[[ Provided entries, beginning ]]

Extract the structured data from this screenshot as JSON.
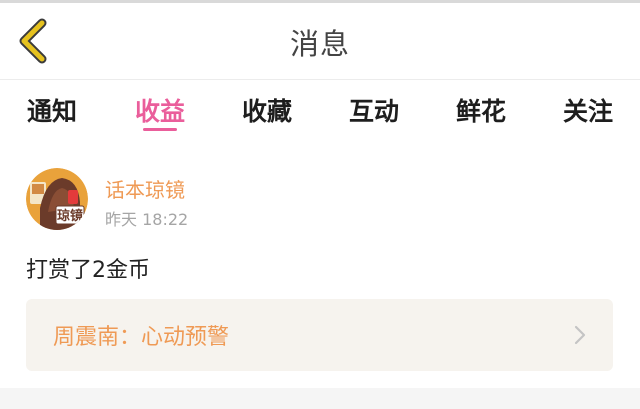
{
  "header": {
    "title": "消息",
    "back_icon": "chevron-left-icon",
    "back_color": "#e6c21e"
  },
  "tabs": [
    {
      "label": "通知",
      "active": false
    },
    {
      "label": "收益",
      "active": true
    },
    {
      "label": "收藏",
      "active": false
    },
    {
      "label": "互动",
      "active": false
    },
    {
      "label": "鲜花",
      "active": false
    },
    {
      "label": "关注",
      "active": false
    }
  ],
  "colors": {
    "accent": "#ea5e9b",
    "name_orange": "#ef9a55",
    "card_bg": "#f6f3ee"
  },
  "message": {
    "sender": "话本琼镜",
    "avatar_text": "琼镜",
    "time": "昨天 18:22",
    "text": "打赏了2金币",
    "quote": "周震南：心动预警",
    "quote_icon": "chevron-right-icon"
  }
}
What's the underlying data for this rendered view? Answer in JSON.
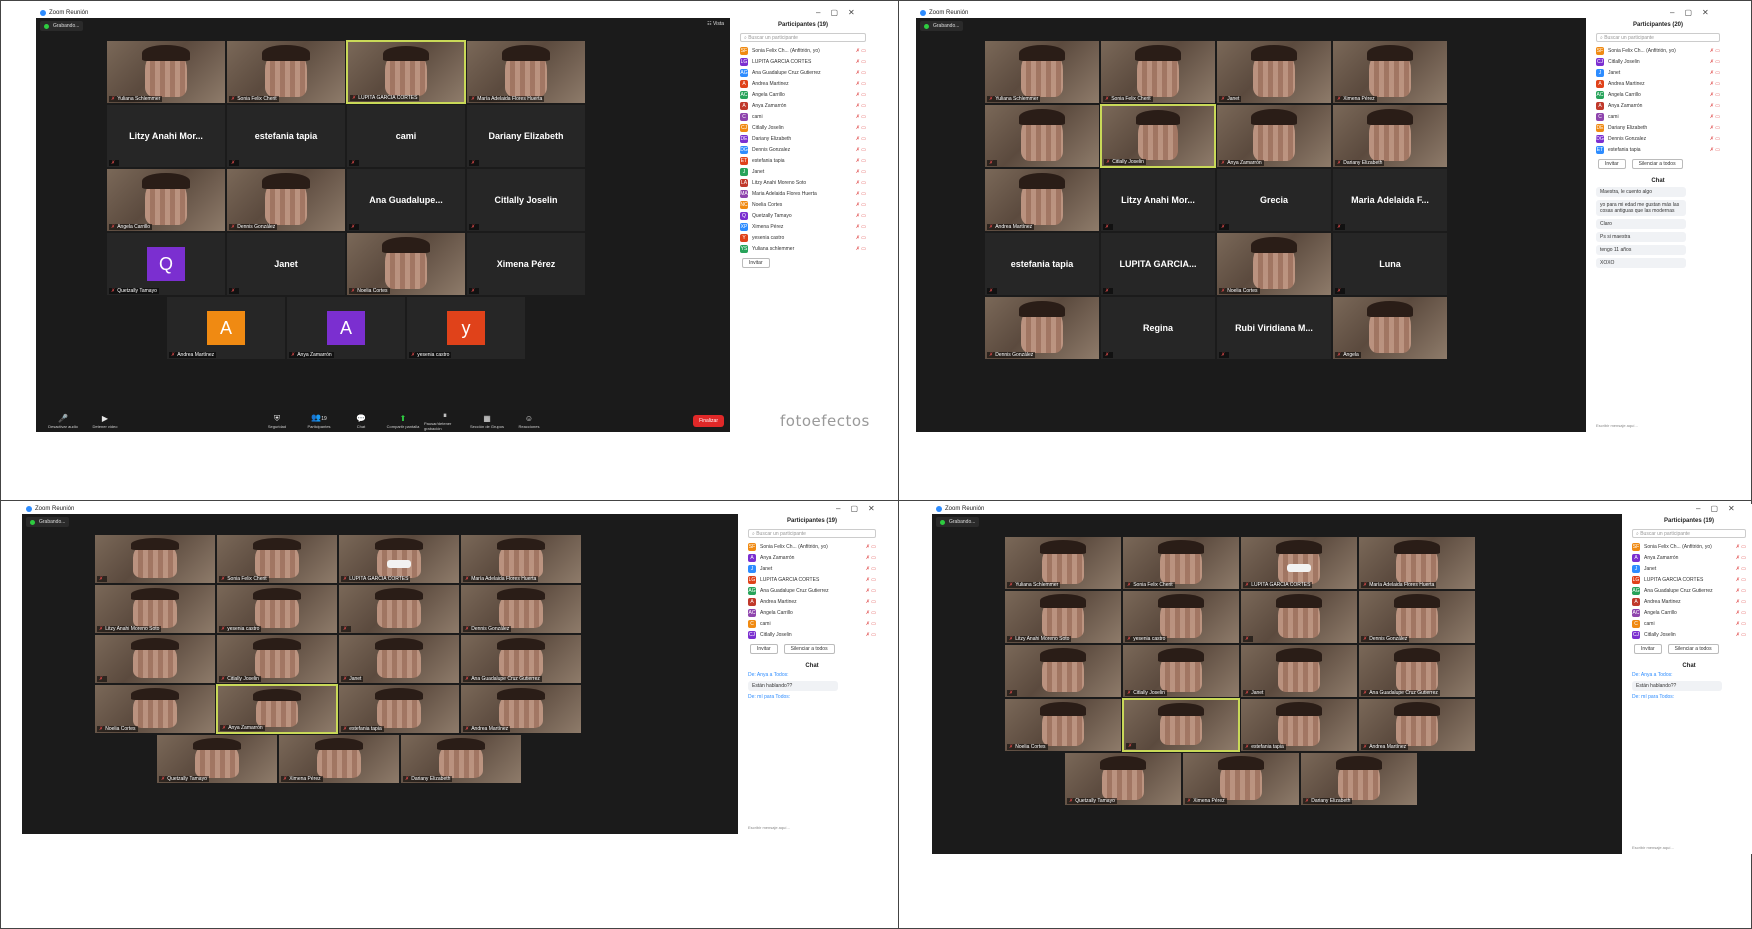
{
  "app_title": "Zoom Reunión",
  "recording_label": "Grabando...",
  "watermark": "fotoefectos",
  "colors": {
    "avatar_q": "#7b2fd0",
    "avatar_a_orange": "#f08a12",
    "avatar_a_purple": "#7b2fd0",
    "avatar_y": "#e0421a",
    "speaker_border": "#c9d958",
    "end_button": "#e02828"
  },
  "top_left": {
    "header_view": "Vista",
    "tiles": [
      {
        "label": "Yuliana Schlemmer",
        "video": true
      },
      {
        "label": "Sonia Felix Cherit",
        "video": true
      },
      {
        "label": "LUPITA GARCIA CORTES",
        "video": true,
        "speaker": true
      },
      {
        "label": "María Adelaida Flores Huerta",
        "video": true
      },
      {
        "name": "Litzy Anahi Mor..."
      },
      {
        "name": "estefania tapia"
      },
      {
        "name": "cami"
      },
      {
        "name": "Dariany Elizabeth"
      },
      {
        "label": "Angela Carrillo",
        "video": true
      },
      {
        "label": "Dennis González",
        "video": true
      },
      {
        "name": "Ana Guadalupe..."
      },
      {
        "name": "Citlally Joselin"
      },
      {
        "label": "Quetzally Tamayo",
        "avatar": "Q"
      },
      {
        "name": "Janet"
      },
      {
        "label": "Noelia Cortes",
        "video": true
      },
      {
        "name": "Ximena Pérez"
      },
      {
        "label": "Andrea Martínez",
        "avatar": "A"
      },
      {
        "label": "Anya Zamarrón",
        "avatar": "A"
      },
      {
        "label": "yesenia castro",
        "avatar": "y"
      }
    ],
    "toolbar": [
      "Desactivar audio",
      "Detener video",
      "Seguridad",
      "Participantes",
      "Chat",
      "Compartir pantalla",
      "Pausar/detener grabación",
      "Sección de Grupos",
      "Reacciones"
    ],
    "participants_count_badge": "19",
    "end_button": "Finalizar",
    "panel_title": "Participantes (19)",
    "search_placeholder": "Buscar un participante",
    "participants": [
      {
        "initials": "SF",
        "name": "Sonia Felix Ch... (Anfitrión, yo)"
      },
      {
        "initials": "LG",
        "name": "LUPITA GARCIA CORTES"
      },
      {
        "initials": "AG",
        "name": "Ana Guadalupe Cruz Gutierrez"
      },
      {
        "initials": "A",
        "name": "Andrea Martinez"
      },
      {
        "initials": "AC",
        "name": "Angela Carrillo"
      },
      {
        "initials": "A",
        "name": "Anya Zamarrón"
      },
      {
        "initials": "C",
        "name": "cami"
      },
      {
        "initials": "CJ",
        "name": "Citlally Joselin"
      },
      {
        "initials": "DE",
        "name": "Dariany Elizabeth"
      },
      {
        "initials": "DG",
        "name": "Dennis Gonzalez"
      },
      {
        "initials": "ET",
        "name": "estefania tapia"
      },
      {
        "initials": "J",
        "name": "Janet"
      },
      {
        "initials": "LA",
        "name": "Litzy Anahi Moreno Soto"
      },
      {
        "initials": "MA",
        "name": "Maria Adelaida Flores Huerta"
      },
      {
        "initials": "NC",
        "name": "Noelia Cortes"
      },
      {
        "initials": "Q",
        "name": "Quetzally Tamayo"
      },
      {
        "initials": "XP",
        "name": "Ximena Pérez"
      },
      {
        "initials": "Y",
        "name": "yesenia castro"
      },
      {
        "initials": "YS",
        "name": "Yuliana schlemmer"
      }
    ],
    "invite_label": "Invitar"
  },
  "top_right": {
    "tiles": [
      {
        "label": "Yuliana Schlemmer",
        "video": true
      },
      {
        "label": "Sonia Felix Cherit",
        "video": true
      },
      {
        "label": "Janet",
        "video": true
      },
      {
        "label": "Ximena Pérez",
        "video": true
      },
      {
        "label": "",
        "video": true
      },
      {
        "label": "Citlally Joselin",
        "video": true,
        "speaker": true
      },
      {
        "label": "Anya Zamarrón",
        "video": true
      },
      {
        "label": "Dariany Elizabeth",
        "video": true
      },
      {
        "label": "Andrea Martínez",
        "video": true
      },
      {
        "name": "Litzy Anahi Mor..."
      },
      {
        "name": "Grecia"
      },
      {
        "name": "Maria Adelaida F..."
      },
      {
        "name": "estefania tapia"
      },
      {
        "name": "LUPITA GARCIA..."
      },
      {
        "label": "Noelia Cortes",
        "video": true
      },
      {
        "name": "Luna"
      },
      {
        "label": "Dennis González",
        "video": true
      },
      {
        "name": "Regina"
      },
      {
        "name": "Rubi Viridiana M..."
      },
      {
        "label": "Angela",
        "video": true
      }
    ],
    "panel_title": "Participantes (20)",
    "search_placeholder": "Buscar un participante",
    "participants": [
      {
        "initials": "SF",
        "name": "Sonia Felix Ch... (Anfitrión, yo)"
      },
      {
        "initials": "CJ",
        "name": "Citlally Joselin"
      },
      {
        "initials": "J",
        "name": "Janet"
      },
      {
        "initials": "A",
        "name": "Andrea Martinez"
      },
      {
        "initials": "AC",
        "name": "Angela Carrillo"
      },
      {
        "initials": "A",
        "name": "Anya Zamarrón"
      },
      {
        "initials": "C",
        "name": "cami"
      },
      {
        "initials": "DE",
        "name": "Dariany Elizabeth"
      },
      {
        "initials": "DG",
        "name": "Dennis Gonzalez"
      },
      {
        "initials": "ET",
        "name": "estefania tapia"
      }
    ],
    "invite_label": "Invitar",
    "mute_all_label": "Silenciar a todos",
    "chat_title": "Chat",
    "chat_messages": [
      "Maestra, le cuento algo",
      "yo para mi edad me gustan más las cosas antiguas que las modernas",
      "Claro",
      "Ps si maestra",
      "tengo 11 años",
      "XOXO"
    ],
    "chat_footer": "Escribir mensaje aquí..."
  },
  "bottom_left": {
    "tiles": [
      {
        "label": "",
        "video": true
      },
      {
        "label": "Sonia Felix Cherit",
        "video": true
      },
      {
        "label": "LUPITA GARCIA CORTES",
        "video": true,
        "mask": true
      },
      {
        "label": "María Adelaida Flores Huerta",
        "video": true
      },
      {
        "label": "Litzy Anahi Moreno Soto",
        "video": true
      },
      {
        "label": "yesenia castro",
        "video": true
      },
      {
        "label": "",
        "video": true
      },
      {
        "label": "Dennis González",
        "video": true
      },
      {
        "label": "",
        "video": true
      },
      {
        "label": "Citlally Joselin",
        "video": true
      },
      {
        "label": "Janet",
        "video": true
      },
      {
        "label": "Ana Guadalupe Cruz Gutierrez",
        "video": true
      },
      {
        "label": "Noelia Cortes",
        "video": true
      },
      {
        "label": "Anya Zamarrón",
        "video": true,
        "speaker": true
      },
      {
        "label": "estefania tapia",
        "video": true
      },
      {
        "label": "Andrea Martínez",
        "video": true
      },
      {
        "label": "Quetzally Tamayo",
        "video": true
      },
      {
        "label": "Ximena Pérez",
        "video": true
      },
      {
        "label": "Dariany Elizabeth",
        "video": true
      }
    ],
    "panel_title": "Participantes (19)",
    "search_placeholder": "Buscar un participante",
    "participants": [
      {
        "initials": "SF",
        "name": "Sonia Felix Ch... (Anfitrión, yo)"
      },
      {
        "initials": "A",
        "name": "Anya Zamarrón"
      },
      {
        "initials": "J",
        "name": "Janet"
      },
      {
        "initials": "LG",
        "name": "LUPITA GARCIA CORTES"
      },
      {
        "initials": "AG",
        "name": "Ana Guadalupe Cruz Gutierrez"
      },
      {
        "initials": "A",
        "name": "Andrea Martinez"
      },
      {
        "initials": "AC",
        "name": "Angela Carrillo"
      },
      {
        "initials": "C",
        "name": "cami"
      },
      {
        "initials": "CJ",
        "name": "Citlally Joselin"
      }
    ],
    "invite_label": "Invitar",
    "mute_all_label": "Silenciar a todos",
    "chat_title": "Chat",
    "chat_meta_1": "De: Anya a Todos:",
    "chat_messages": [
      "Están hablando??"
    ],
    "chat_meta_2": "De: mí para Todos:",
    "chat_footer": "Escribir mensaje aquí..."
  },
  "bottom_right": {
    "tiles": [
      {
        "label": "Yuliana Schlemmer",
        "video": true
      },
      {
        "label": "Sonia Felix Cherit",
        "video": true
      },
      {
        "label": "LUPITA GARCIA CORTES",
        "video": true,
        "mask": true
      },
      {
        "label": "María Adelaida Flores Huerta",
        "video": true
      },
      {
        "label": "Litzy Anahi Moreno Soto",
        "video": true
      },
      {
        "label": "yesenia castro",
        "video": true
      },
      {
        "label": "",
        "video": true
      },
      {
        "label": "Dennis González",
        "video": true
      },
      {
        "label": "",
        "video": true
      },
      {
        "label": "Citlally Joselin",
        "video": true
      },
      {
        "label": "Janet",
        "video": true
      },
      {
        "label": "Ana Guadalupe Cruz Gutierrez",
        "video": true
      },
      {
        "label": "Noelia Cortes",
        "video": true
      },
      {
        "label": "",
        "video": true,
        "speaker": true
      },
      {
        "label": "estefania tapia",
        "video": true
      },
      {
        "label": "Andrea Martínez",
        "video": true
      },
      {
        "label": "Quetzally Tamayo",
        "video": true
      },
      {
        "label": "Ximena Pérez",
        "video": true
      },
      {
        "label": "Dariany Elizabeth",
        "video": true
      }
    ],
    "panel_title": "Participantes (19)",
    "search_placeholder": "Buscar un participante",
    "participants": [
      {
        "initials": "SF",
        "name": "Sonia Felix Ch... (Anfitrión, yo)"
      },
      {
        "initials": "A",
        "name": "Anya Zamarrón"
      },
      {
        "initials": "J",
        "name": "Janet"
      },
      {
        "initials": "LG",
        "name": "LUPITA GARCIA CORTES"
      },
      {
        "initials": "AG",
        "name": "Ana Guadalupe Cruz Gutierrez"
      },
      {
        "initials": "A",
        "name": "Andrea Martinez"
      },
      {
        "initials": "AC",
        "name": "Angela Carrillo"
      },
      {
        "initials": "C",
        "name": "cami"
      },
      {
        "initials": "CJ",
        "name": "Citlally Joselin"
      }
    ],
    "invite_label": "Invitar",
    "mute_all_label": "Silenciar a todos",
    "chat_title": "Chat",
    "chat_meta_1": "De: Anya a Todos:",
    "chat_messages": [
      "Están hablando??"
    ],
    "chat_meta_2": "De: mí para Todos:",
    "chat_footer": "Escribir mensaje aquí..."
  }
}
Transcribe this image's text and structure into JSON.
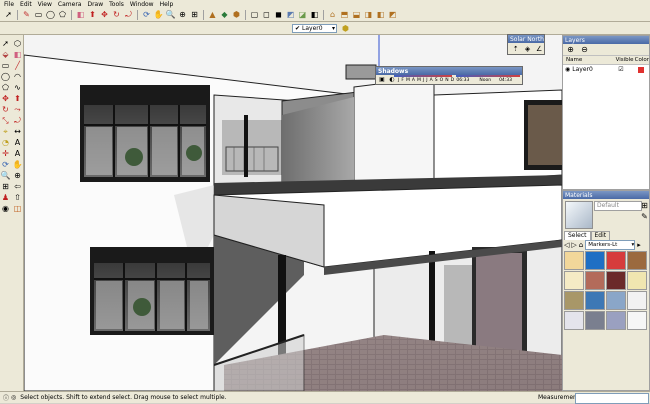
{
  "menu": [
    "File",
    "Edit",
    "View",
    "Camera",
    "Draw",
    "Tools",
    "Window",
    "Help"
  ],
  "layer_toolbar": {
    "current_layer": "Layer0"
  },
  "layers_panel": {
    "title": "Layers",
    "columns": {
      "name": "Name",
      "visible": "Visible",
      "color": "Color"
    },
    "rows": [
      {
        "name": "Layer0",
        "visible": true,
        "color": "#e0312f"
      }
    ]
  },
  "materials_panel": {
    "title": "Materials",
    "current_material": "Default",
    "tabs": [
      "Select",
      "Edit"
    ],
    "library": "Markers-Lt",
    "swatches": [
      "#f2d79a",
      "#1f6fc4",
      "#d63c3c",
      "#9b6a3f",
      "#f5ebc5",
      "#b36b5a",
      "#6b2a2a",
      "#f0e6b0",
      "#a89768",
      "#3d78b5",
      "#8aa6c8",
      "#f2f2f2",
      "#e4e4ec",
      "#7a7f8f",
      "#9aa0c0",
      "#f6f6f6"
    ]
  },
  "shadows_dialog": {
    "title": "Shadows",
    "months": "J F M A M J J A S O N D",
    "time_start": "06:33",
    "noon": "Noon",
    "time_end": "04:33"
  },
  "solar_dialog": {
    "title": "Solar North"
  },
  "statusbar": {
    "hint": "Select objects. Shift to extend select. Drag mouse to select multiple.",
    "measurements_label": "Measurements"
  },
  "colors": {
    "accent": "#4a6aa6",
    "toolbar_bg": "#ece9d8"
  }
}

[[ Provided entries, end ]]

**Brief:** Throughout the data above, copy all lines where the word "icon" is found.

**The answer:**
    "back_icon": "chevron-left-icon",
    "quote_icon": "chevron-right-icon"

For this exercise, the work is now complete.